City Council members John D’Amico and John Duran proposed Monday that West Hollywood help secure performers and celebrities for LA Pride, contract with an event planner for the event and be allowed to appoint a city staffer to the board of Christopher Street West, the non-profit organization that stages the LA Pride parade and festival each June.
Those proposals are included in a report that the two council members presented to the full council. The report also suggests CSW extend the festival, which now occupies West Hollywood Park, to the area in front of the MTA depot on Santa Monica Boulevard and possibly to Robertson Boulevard.
CSW’s management of the annual Pride event has come under criticism often over the years, with major complaints in 2000 leading to the resignation of several board members. D’Amico raised concerns about the Pride event last January, saying he had heard residents describe the event as “lame” and “tired.”
“The politics have drained out in favor of commerce,” he said.
In response, the council named him and Duran to a sub-committee that would meet with CSW to address complaints about the event.
Community members have complained about the $20 admission fee to the Pride festival, noting that San Francisco Pride attendance is free. There also have been complaints about the quality of celebrities secured as parade grand marshals, the quality of parade floats and “time gaps” in the parade that leave viewers waiting for the next float to appear. In their report, the council members suggest that the festival provide free admission only to a part of the festival area and to an area for sober visitors.
The Pride event also has been under financial pressure.

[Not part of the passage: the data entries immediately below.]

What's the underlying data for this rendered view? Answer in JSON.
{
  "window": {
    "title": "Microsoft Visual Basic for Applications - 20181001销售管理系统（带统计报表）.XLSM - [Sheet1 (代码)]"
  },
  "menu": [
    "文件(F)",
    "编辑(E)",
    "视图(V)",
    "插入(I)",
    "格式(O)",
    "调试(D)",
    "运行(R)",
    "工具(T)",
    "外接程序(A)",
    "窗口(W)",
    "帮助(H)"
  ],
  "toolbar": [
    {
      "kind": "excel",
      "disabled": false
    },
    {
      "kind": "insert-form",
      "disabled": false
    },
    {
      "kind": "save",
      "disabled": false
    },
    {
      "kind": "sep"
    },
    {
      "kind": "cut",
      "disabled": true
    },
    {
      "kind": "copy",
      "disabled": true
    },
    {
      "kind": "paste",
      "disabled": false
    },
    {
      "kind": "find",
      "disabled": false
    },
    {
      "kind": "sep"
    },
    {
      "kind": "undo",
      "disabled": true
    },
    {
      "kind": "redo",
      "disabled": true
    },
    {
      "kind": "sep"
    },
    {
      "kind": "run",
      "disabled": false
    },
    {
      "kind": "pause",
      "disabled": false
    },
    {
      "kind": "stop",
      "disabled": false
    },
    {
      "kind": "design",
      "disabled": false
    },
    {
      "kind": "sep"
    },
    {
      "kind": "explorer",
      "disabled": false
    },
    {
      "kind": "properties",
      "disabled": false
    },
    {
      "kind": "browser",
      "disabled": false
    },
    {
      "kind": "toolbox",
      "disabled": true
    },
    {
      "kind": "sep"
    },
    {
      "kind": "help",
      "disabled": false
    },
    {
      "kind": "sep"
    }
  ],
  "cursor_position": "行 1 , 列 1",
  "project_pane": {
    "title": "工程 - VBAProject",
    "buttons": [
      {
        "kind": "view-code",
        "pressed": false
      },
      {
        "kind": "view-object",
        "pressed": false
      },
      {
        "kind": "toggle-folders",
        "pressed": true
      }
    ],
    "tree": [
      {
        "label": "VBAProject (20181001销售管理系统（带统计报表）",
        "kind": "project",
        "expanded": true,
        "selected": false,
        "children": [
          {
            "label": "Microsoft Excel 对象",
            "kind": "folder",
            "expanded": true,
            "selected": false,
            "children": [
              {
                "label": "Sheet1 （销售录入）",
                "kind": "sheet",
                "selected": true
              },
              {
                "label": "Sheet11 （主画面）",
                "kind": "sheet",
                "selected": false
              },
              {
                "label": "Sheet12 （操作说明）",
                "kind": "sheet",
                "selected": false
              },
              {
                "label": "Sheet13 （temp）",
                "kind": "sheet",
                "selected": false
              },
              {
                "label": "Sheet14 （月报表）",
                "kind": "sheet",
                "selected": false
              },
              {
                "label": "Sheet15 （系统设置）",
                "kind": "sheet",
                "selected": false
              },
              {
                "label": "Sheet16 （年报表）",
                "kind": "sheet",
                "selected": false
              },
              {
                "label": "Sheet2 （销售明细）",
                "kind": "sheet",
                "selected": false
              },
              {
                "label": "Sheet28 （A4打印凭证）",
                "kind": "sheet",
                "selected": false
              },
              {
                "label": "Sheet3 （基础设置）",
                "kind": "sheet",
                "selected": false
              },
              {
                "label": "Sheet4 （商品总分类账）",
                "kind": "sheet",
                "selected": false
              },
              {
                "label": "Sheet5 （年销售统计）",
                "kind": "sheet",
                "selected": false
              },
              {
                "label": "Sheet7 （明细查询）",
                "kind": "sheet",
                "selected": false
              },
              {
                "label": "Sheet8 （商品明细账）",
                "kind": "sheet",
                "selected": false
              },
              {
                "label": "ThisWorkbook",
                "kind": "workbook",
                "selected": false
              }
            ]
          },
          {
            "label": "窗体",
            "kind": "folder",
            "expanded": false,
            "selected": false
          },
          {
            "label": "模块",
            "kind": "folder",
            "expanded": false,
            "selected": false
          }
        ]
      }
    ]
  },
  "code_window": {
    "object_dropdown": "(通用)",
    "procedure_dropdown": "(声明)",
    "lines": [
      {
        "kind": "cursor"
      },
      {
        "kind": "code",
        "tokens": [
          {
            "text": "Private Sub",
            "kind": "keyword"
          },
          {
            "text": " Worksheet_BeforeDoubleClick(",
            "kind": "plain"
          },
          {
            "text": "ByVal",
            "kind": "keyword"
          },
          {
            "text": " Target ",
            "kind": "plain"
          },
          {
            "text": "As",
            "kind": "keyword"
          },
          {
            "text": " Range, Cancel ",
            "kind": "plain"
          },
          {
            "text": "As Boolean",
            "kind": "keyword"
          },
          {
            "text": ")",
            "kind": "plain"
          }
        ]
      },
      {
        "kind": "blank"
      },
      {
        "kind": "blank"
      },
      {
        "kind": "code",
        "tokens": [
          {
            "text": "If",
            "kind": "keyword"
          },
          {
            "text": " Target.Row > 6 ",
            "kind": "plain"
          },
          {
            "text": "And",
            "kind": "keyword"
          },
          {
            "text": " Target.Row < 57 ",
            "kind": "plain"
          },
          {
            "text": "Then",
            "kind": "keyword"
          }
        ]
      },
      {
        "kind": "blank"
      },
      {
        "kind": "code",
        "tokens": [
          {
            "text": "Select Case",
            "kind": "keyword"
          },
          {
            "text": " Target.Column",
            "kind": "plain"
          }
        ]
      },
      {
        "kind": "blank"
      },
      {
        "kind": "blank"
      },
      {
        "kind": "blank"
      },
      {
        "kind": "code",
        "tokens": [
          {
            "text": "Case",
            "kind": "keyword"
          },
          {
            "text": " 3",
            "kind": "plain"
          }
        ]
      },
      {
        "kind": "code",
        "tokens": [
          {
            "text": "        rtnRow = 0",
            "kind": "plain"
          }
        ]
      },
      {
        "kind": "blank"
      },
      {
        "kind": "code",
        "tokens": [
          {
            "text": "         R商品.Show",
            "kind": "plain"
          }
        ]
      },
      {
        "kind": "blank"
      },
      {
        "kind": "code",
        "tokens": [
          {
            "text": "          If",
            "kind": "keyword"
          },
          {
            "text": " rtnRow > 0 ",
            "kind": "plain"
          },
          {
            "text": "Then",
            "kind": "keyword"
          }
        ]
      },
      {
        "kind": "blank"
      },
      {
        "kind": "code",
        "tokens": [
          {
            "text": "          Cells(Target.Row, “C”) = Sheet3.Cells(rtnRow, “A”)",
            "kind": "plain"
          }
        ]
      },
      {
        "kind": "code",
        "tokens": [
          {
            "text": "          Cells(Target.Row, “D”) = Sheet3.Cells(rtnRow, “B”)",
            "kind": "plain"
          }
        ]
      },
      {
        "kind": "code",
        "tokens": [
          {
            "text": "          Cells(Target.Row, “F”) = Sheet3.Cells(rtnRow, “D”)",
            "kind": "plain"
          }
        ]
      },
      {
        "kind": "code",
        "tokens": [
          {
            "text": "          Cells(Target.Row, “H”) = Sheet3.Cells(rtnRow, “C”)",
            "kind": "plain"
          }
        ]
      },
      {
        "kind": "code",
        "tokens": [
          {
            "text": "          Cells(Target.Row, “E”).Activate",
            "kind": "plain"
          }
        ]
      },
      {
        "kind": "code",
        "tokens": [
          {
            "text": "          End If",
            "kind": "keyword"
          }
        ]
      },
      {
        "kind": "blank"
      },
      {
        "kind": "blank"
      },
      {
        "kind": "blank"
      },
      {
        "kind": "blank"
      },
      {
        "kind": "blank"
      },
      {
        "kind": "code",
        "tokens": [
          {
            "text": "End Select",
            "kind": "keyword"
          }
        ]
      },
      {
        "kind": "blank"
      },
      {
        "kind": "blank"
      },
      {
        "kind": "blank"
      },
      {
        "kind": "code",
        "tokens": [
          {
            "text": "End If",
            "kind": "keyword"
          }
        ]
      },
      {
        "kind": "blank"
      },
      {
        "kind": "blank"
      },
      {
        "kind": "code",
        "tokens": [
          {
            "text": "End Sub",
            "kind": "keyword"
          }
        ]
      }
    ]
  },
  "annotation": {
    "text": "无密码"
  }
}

Figures released by CSW to WEHOville show that revenue from the Pride parade and festival has declined by four percent over the past five years, with a major decline in business sponsorships. Duran and D’Amico have proposed that corporations only be allowed to sponsor floats in partnership with non-profit groups to address criticism that the event has too corporate a feel.
WEHOville published a story in July in which several CSW board members, who declined to be identified by name, placed blame for the organization’s problems on West Hollywood and said CSW was considering moving the event to downtown Los Angeles. They complained about what they perceived as a lack of support from the local business community and disputes with the city about costs associated with the festival and parade. However, Rodney Scott, president of CSW, said moving the event from West Hollywood was not under consideration.
That story sparked the latest public debate about the annual event, and D’Amico and Duran finally began discussions with Scott this summer. They have asked Scott to commit to working with the city to develop a two-year plan to address concerns about Pride. They also have asked him to report to the City Council on Nov. 18 on steps CSW will take to address its concerns.
The Duran/D’Amico report does not put a cost on the extra services the two council members propose West Hollywood provide to CSW. The city provided $253,855 in services to CSW for Pride in 2012. One argument for city support of the event has been CSW’s claim that it brings 400,000 people to West Hollywood each year. Many critics, however, have argued that that figure is massively inflated. Revenue figures for the 2013 festival, for example, show only 28,000 paid admissions. Duran and D’Amico have asked CSW to confirm where parade attendance records come from.
West Hollywood’s Lesbian and Gay Advisory Board (LGAB) will host an Oct. 30 forum to discuss ways to improve the festivities.